Prompt:
Search the entries below for the string "disini" and copy the lines that hold it.

(Collected data entries)
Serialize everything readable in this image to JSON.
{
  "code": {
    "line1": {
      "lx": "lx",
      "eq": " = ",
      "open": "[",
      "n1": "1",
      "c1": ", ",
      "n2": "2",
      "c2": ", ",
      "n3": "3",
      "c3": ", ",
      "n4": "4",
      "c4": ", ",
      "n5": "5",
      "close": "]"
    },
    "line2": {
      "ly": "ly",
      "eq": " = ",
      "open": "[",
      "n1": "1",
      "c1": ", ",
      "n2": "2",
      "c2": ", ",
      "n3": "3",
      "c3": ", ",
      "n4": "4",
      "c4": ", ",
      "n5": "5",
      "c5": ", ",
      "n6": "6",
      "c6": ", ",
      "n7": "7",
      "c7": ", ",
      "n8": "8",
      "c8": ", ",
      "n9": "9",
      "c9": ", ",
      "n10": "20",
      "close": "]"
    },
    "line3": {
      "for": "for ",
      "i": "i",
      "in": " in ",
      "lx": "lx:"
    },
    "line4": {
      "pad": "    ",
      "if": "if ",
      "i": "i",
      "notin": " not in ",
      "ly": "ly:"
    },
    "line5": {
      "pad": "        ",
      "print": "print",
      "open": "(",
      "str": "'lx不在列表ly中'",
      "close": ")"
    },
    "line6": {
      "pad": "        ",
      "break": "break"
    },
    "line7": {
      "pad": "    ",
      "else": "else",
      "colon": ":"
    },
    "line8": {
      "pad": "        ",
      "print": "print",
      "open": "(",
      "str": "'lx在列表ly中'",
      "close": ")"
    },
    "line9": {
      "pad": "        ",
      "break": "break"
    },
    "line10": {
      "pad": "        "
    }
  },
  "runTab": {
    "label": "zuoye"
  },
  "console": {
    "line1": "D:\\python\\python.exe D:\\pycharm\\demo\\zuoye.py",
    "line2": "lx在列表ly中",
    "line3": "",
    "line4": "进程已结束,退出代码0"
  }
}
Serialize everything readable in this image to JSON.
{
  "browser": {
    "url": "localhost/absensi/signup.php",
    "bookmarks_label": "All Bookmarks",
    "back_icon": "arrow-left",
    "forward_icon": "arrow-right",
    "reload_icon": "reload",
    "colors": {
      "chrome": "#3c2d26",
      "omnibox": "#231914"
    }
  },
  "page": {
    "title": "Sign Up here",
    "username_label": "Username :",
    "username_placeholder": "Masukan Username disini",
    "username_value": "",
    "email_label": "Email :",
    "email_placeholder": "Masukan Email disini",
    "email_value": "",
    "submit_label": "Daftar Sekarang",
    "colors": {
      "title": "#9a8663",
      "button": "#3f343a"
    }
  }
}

Reply:
    "username_placeholder": "Masukan Username disini",
    "email_placeholder": "Masukan Email disini",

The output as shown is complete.